* WHAT YOU ARE ASKED TO DO: Whenever a line in the entries includes the word "Microsoft", copy that line out.

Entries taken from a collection
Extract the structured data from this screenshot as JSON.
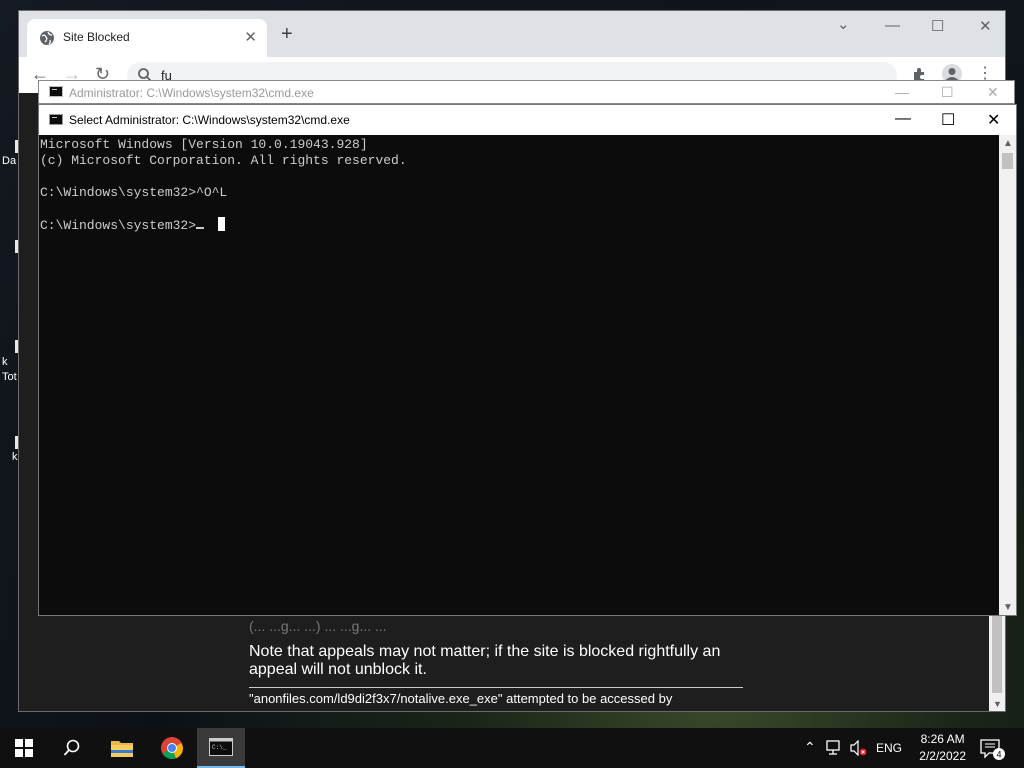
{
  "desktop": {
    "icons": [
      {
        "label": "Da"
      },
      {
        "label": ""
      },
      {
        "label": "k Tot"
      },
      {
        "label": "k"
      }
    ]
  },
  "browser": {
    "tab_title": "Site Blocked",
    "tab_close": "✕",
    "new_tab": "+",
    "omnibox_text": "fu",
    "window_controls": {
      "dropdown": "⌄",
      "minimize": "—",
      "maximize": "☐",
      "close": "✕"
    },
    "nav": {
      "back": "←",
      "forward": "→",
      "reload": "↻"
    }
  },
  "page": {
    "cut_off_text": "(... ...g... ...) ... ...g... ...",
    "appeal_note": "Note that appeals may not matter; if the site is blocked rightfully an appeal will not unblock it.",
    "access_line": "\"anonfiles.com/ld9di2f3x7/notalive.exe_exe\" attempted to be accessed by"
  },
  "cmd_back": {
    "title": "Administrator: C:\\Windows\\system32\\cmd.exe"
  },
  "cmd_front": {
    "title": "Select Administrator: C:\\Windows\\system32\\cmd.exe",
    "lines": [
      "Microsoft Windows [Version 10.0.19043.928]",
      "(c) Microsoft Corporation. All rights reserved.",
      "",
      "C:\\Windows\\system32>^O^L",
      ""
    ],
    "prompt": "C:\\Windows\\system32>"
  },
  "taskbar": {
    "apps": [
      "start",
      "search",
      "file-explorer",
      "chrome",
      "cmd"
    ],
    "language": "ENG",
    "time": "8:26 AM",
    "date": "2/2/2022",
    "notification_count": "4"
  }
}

* ANSWER BOX:
      "Microsoft Windows [Version 10.0.19043.928]",
      "(c) Microsoft Corporation. All rights reserved.",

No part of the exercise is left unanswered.